* **EXERCISE**
Return the lines below in which the string "icon" occurs.
━━━ THE INPUT ━━━
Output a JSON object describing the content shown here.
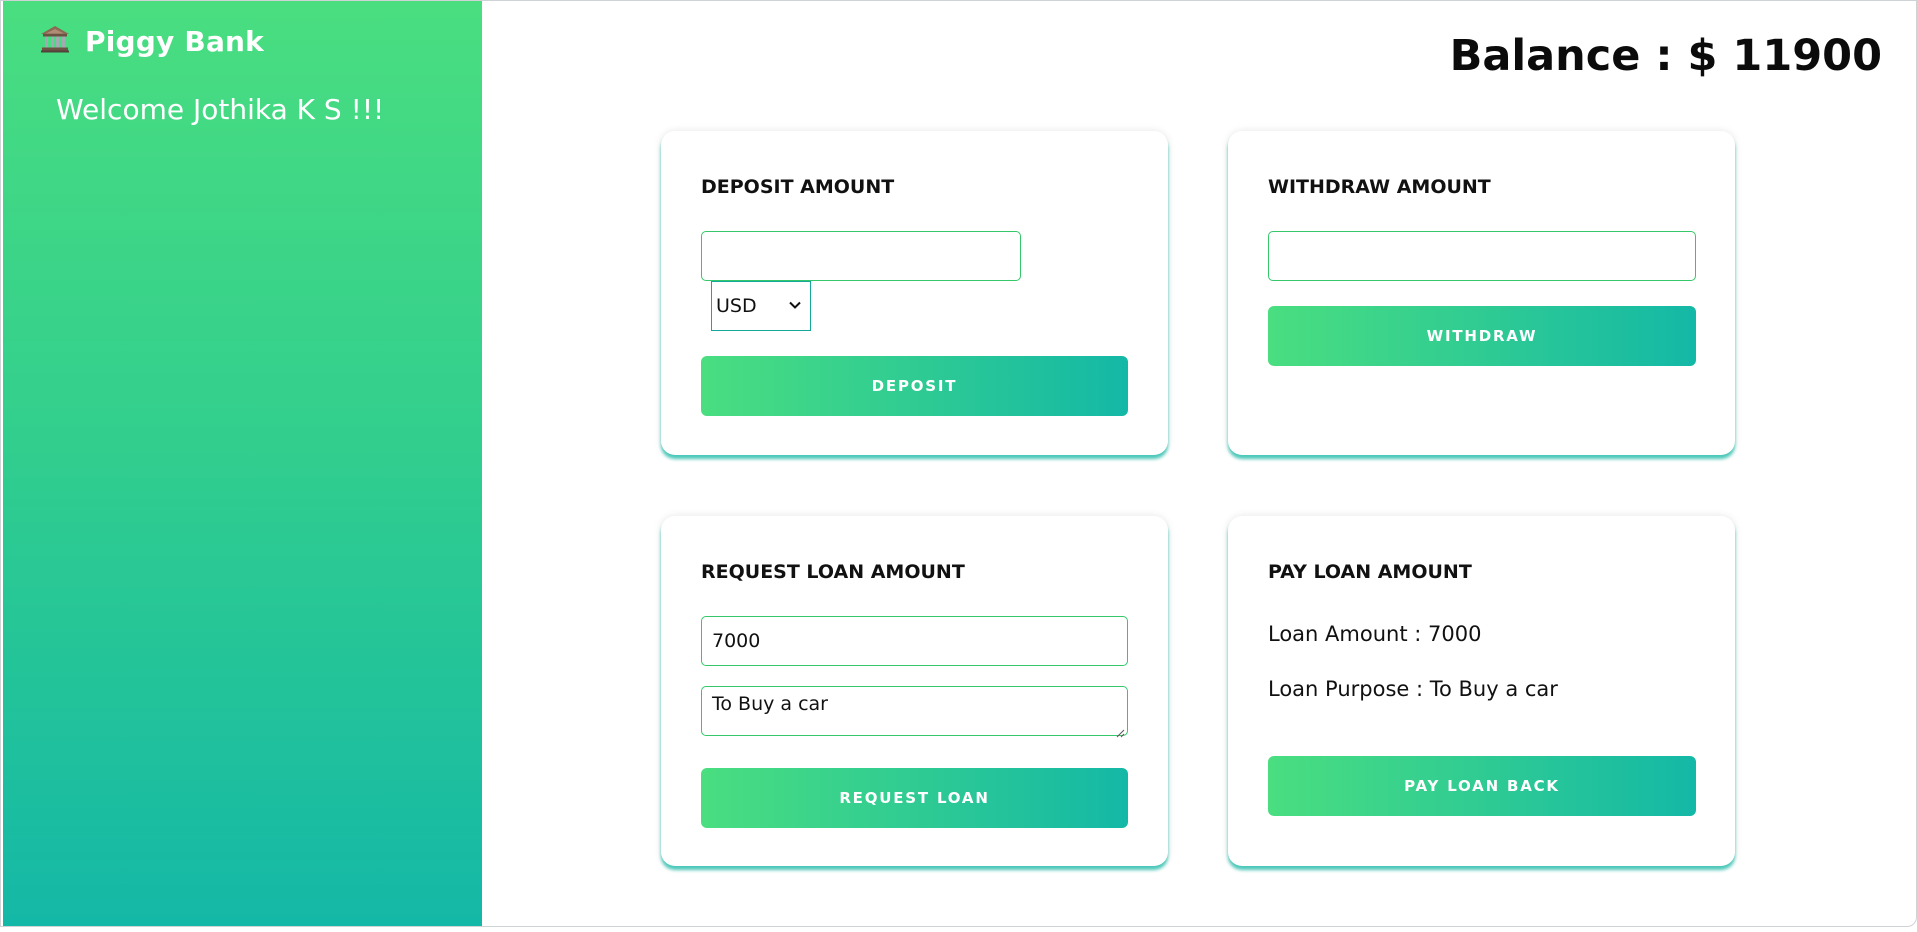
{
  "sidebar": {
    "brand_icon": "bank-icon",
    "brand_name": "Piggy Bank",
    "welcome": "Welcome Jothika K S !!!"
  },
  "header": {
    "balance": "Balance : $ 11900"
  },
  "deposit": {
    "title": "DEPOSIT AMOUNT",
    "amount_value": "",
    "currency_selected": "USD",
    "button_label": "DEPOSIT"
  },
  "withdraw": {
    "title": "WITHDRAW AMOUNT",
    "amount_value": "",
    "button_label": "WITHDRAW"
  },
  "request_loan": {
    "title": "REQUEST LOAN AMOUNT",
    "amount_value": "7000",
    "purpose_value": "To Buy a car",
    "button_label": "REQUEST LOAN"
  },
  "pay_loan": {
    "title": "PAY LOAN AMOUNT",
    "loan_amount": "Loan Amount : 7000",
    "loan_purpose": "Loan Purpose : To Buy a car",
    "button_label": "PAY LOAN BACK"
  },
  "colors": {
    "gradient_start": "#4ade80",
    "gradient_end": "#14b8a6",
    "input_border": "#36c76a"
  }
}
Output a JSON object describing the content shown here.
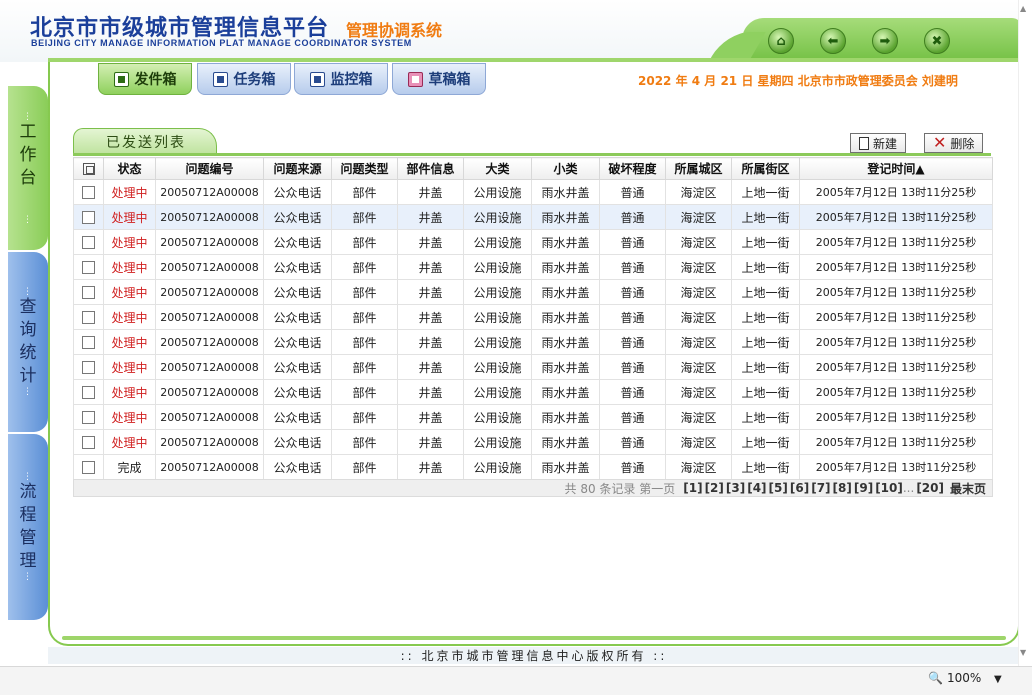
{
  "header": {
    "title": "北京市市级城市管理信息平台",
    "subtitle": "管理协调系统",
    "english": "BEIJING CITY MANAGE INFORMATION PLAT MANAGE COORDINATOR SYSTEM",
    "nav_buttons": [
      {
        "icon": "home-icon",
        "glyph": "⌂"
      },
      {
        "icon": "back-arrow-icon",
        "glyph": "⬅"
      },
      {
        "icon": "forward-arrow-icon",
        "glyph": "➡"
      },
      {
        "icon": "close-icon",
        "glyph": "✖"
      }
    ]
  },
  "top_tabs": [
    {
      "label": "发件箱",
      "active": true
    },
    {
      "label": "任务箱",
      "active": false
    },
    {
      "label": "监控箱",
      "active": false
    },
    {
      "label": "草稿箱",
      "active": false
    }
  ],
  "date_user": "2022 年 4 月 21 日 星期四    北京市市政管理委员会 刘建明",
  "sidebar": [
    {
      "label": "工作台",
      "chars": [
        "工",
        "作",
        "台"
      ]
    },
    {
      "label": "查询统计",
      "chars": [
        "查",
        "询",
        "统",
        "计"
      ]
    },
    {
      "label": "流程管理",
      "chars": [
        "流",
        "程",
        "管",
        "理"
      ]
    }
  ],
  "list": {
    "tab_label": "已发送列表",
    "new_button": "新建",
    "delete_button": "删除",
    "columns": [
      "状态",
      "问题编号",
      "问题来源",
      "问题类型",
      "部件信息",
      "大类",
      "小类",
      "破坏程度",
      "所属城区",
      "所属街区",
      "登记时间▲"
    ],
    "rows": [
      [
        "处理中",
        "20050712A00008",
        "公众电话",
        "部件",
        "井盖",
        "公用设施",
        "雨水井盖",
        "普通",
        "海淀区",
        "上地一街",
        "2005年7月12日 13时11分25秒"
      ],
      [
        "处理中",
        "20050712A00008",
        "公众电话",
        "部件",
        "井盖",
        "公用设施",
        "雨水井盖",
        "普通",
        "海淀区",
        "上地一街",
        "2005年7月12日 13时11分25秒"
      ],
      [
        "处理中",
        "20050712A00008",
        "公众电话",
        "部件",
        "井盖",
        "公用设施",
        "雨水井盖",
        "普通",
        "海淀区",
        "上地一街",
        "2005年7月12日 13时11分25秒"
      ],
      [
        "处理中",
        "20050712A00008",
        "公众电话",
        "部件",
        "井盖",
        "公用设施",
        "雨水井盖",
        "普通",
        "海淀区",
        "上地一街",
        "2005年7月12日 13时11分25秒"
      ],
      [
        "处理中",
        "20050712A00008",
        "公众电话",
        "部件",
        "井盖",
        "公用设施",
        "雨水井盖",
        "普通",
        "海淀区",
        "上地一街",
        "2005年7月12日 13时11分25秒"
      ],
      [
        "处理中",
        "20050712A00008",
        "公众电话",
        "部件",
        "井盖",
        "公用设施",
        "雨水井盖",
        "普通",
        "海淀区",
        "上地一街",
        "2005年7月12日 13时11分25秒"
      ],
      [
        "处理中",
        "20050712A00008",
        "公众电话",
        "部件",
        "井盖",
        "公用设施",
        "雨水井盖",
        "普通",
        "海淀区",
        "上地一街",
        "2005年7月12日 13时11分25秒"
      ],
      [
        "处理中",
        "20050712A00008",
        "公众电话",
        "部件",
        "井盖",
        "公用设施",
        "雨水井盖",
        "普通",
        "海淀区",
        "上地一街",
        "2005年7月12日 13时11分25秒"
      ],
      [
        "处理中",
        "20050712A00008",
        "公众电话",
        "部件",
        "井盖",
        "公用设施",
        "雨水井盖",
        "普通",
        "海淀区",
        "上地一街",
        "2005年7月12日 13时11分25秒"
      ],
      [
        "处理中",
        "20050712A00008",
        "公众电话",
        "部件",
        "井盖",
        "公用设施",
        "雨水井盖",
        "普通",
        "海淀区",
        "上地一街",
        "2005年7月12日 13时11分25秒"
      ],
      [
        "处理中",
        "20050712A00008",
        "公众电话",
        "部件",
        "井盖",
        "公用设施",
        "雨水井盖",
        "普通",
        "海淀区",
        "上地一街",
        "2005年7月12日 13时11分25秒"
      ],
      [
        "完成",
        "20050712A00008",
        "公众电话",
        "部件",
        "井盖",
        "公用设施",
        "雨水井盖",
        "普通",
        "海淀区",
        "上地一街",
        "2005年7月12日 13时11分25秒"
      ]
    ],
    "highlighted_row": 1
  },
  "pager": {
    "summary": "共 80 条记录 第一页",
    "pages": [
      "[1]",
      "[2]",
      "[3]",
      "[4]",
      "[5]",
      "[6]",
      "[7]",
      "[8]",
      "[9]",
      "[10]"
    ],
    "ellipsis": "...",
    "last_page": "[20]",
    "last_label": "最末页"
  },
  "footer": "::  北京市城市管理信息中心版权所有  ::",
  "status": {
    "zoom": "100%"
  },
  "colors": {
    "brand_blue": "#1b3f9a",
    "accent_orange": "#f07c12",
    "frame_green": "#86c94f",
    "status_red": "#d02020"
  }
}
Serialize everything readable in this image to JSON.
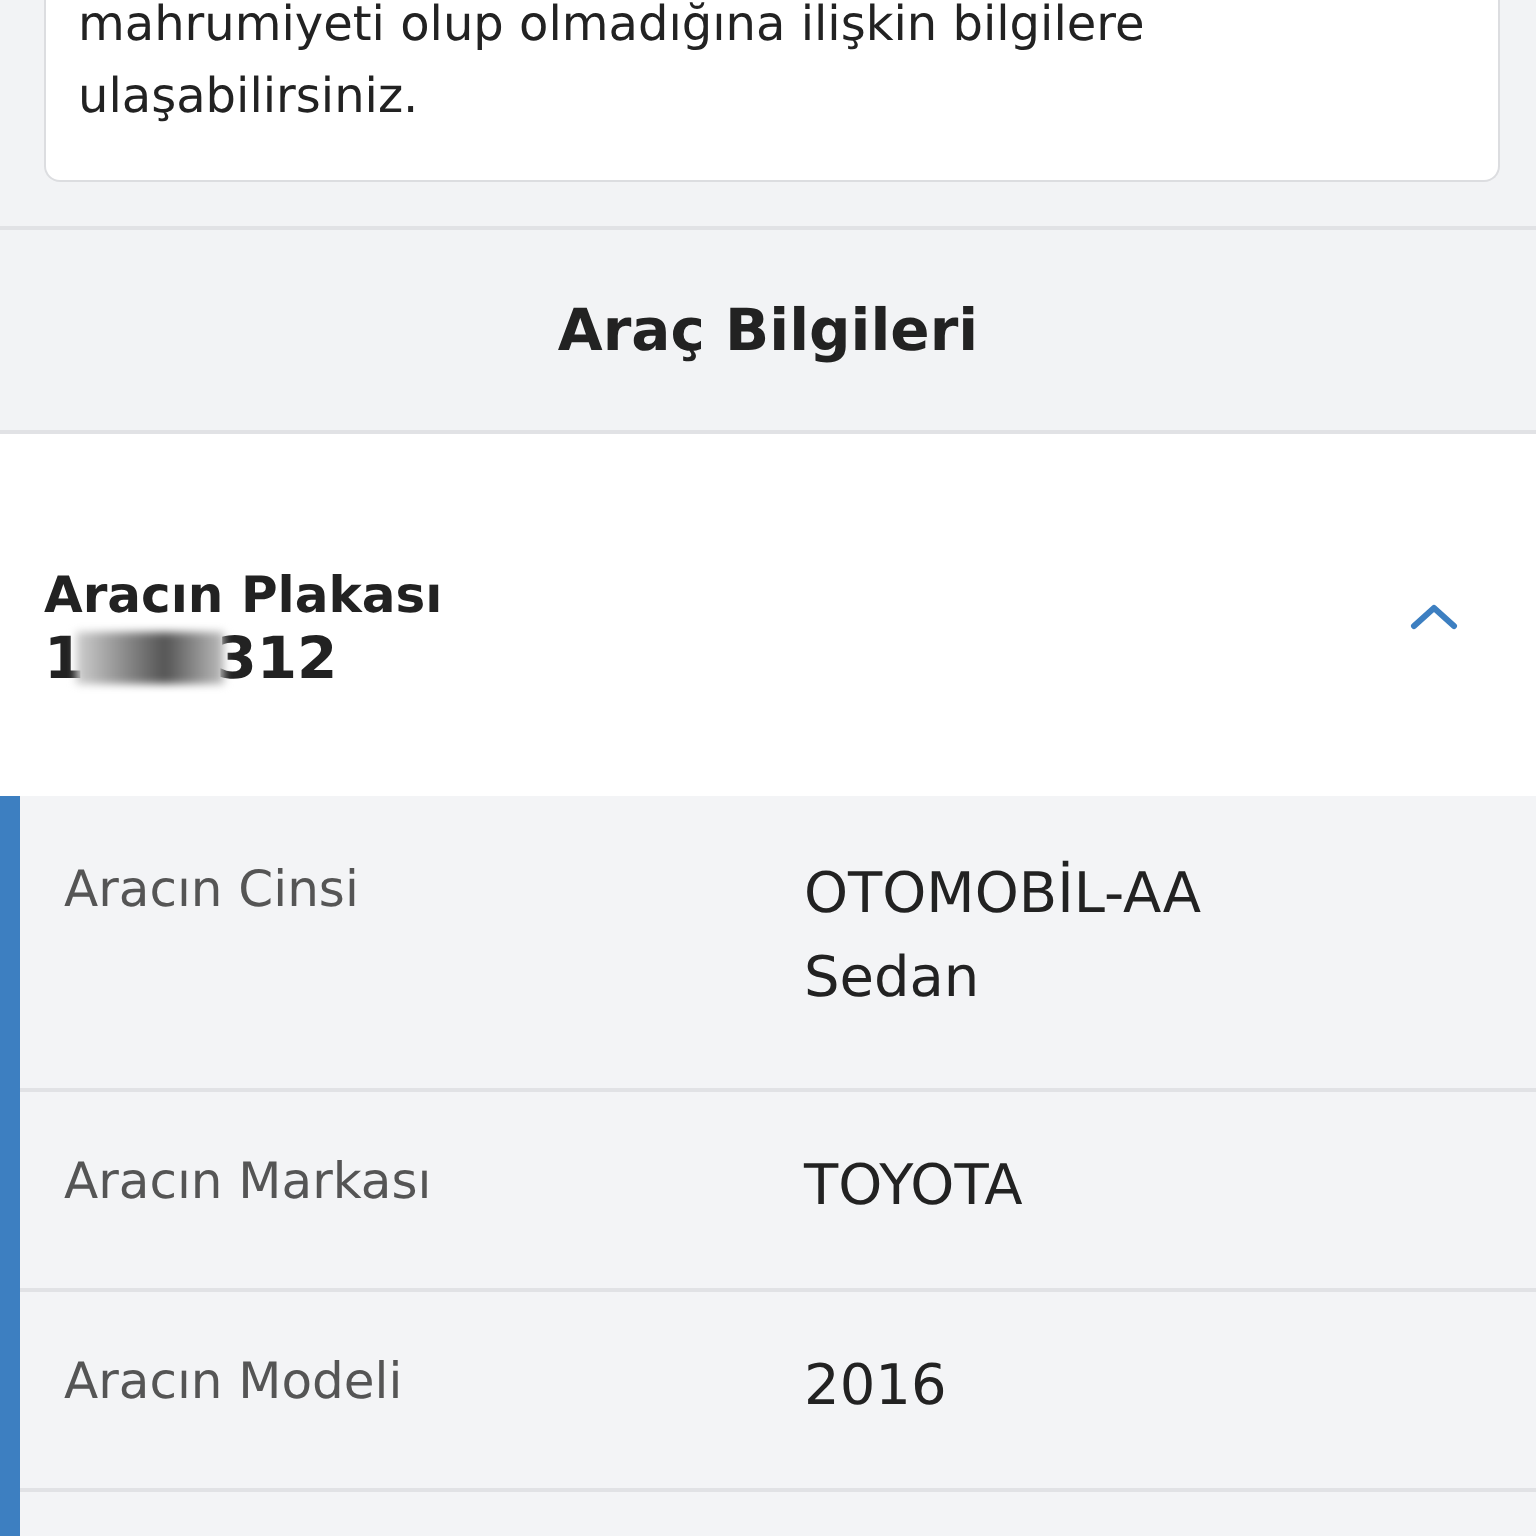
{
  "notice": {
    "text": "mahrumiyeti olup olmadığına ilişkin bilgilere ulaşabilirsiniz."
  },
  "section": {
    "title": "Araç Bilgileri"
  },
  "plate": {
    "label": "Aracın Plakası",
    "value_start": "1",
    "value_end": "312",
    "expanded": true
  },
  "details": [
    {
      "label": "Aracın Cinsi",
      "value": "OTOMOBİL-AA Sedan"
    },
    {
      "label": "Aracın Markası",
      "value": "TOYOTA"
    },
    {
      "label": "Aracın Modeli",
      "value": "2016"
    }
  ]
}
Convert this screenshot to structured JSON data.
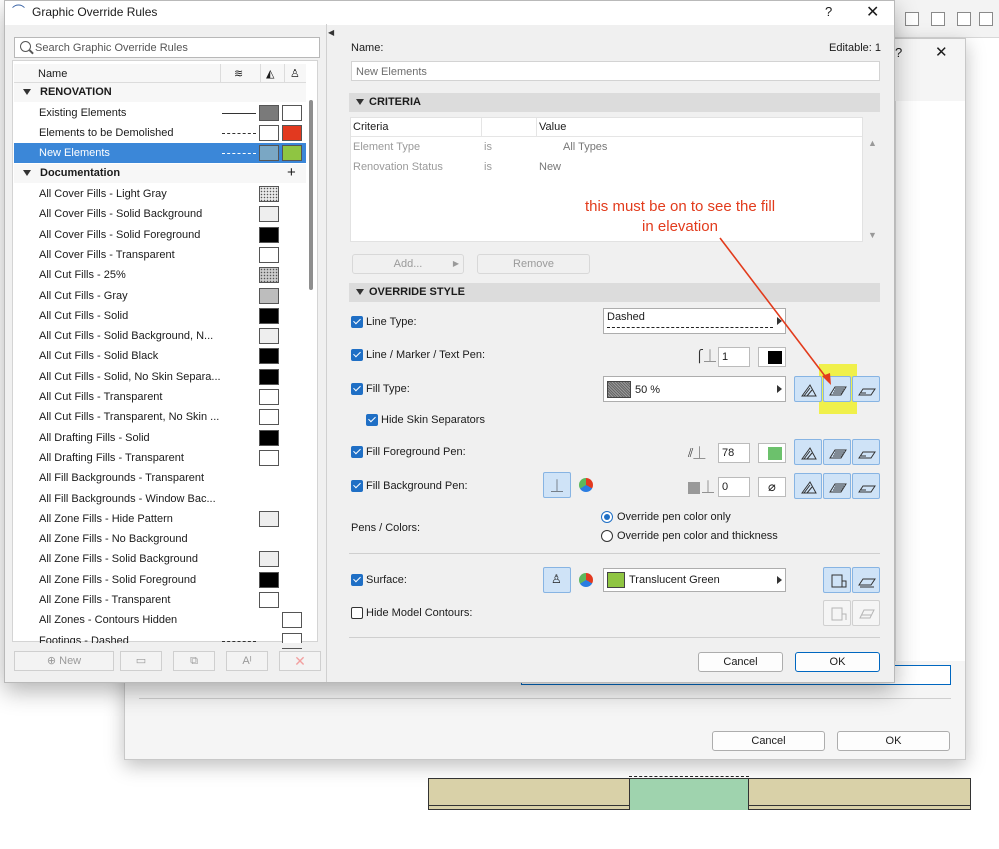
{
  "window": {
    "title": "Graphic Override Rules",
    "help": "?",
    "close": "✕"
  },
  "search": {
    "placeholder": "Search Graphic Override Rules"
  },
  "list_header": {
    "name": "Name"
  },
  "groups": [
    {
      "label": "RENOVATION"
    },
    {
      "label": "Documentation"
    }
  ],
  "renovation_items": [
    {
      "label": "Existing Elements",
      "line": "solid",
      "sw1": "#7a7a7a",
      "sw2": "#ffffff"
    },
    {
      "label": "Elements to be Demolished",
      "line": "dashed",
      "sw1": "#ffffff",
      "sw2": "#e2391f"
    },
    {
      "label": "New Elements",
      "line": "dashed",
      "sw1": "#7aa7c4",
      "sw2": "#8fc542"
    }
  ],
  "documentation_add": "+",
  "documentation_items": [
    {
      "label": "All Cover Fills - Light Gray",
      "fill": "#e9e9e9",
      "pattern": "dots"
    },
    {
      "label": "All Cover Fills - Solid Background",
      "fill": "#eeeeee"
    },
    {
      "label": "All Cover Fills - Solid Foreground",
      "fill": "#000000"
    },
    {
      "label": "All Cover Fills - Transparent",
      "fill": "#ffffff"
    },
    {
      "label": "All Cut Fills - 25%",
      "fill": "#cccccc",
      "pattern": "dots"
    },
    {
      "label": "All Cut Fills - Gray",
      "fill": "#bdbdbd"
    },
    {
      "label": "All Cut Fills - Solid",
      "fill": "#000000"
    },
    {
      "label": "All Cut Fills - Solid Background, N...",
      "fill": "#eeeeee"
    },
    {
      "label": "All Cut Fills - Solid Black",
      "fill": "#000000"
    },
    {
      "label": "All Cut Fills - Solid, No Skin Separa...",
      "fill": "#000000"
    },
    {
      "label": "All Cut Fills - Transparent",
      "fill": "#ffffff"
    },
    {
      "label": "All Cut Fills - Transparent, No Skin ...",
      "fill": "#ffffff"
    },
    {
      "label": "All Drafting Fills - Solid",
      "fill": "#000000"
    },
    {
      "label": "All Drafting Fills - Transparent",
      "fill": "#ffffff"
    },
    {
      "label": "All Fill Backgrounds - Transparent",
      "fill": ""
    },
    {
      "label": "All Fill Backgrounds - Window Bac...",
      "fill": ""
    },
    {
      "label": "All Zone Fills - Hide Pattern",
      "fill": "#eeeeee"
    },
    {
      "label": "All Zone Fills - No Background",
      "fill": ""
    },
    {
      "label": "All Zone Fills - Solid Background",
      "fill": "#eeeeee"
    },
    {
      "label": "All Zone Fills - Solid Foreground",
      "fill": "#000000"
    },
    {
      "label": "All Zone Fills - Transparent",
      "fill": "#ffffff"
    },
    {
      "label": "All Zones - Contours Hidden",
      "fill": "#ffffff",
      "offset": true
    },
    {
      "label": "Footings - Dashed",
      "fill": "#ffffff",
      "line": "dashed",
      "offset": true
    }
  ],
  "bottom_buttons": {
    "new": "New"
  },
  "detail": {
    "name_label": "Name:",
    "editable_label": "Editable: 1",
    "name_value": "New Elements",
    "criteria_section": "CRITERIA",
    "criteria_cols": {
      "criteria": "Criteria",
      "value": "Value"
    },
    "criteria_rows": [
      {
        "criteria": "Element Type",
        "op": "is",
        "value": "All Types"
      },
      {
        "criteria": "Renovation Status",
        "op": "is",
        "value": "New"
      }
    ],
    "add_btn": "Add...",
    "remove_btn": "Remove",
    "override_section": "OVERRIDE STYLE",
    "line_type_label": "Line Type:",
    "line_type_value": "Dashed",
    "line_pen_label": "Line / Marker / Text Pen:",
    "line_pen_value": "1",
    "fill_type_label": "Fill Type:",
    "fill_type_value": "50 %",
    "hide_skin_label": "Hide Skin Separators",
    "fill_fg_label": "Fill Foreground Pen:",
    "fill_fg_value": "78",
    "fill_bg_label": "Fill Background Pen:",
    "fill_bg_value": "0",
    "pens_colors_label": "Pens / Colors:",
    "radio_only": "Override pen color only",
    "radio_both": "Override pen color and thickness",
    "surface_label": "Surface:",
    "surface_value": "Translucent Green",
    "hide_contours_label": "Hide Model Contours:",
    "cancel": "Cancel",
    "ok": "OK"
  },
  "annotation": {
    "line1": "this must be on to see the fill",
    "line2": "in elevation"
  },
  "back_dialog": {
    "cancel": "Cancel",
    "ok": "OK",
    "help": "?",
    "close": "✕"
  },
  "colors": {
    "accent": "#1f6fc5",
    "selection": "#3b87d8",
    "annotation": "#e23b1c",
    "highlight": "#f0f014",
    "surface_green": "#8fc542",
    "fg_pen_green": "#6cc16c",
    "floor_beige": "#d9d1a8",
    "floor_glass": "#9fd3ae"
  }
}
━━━
* **EXPECTED ANSWER**
    "brand_icon": "bank-icon",
        "icon": "home-icon",
        "icon": "back-arrow-icon",
        "icon": "forward-arrow-icon",
        "icon": "close-icon",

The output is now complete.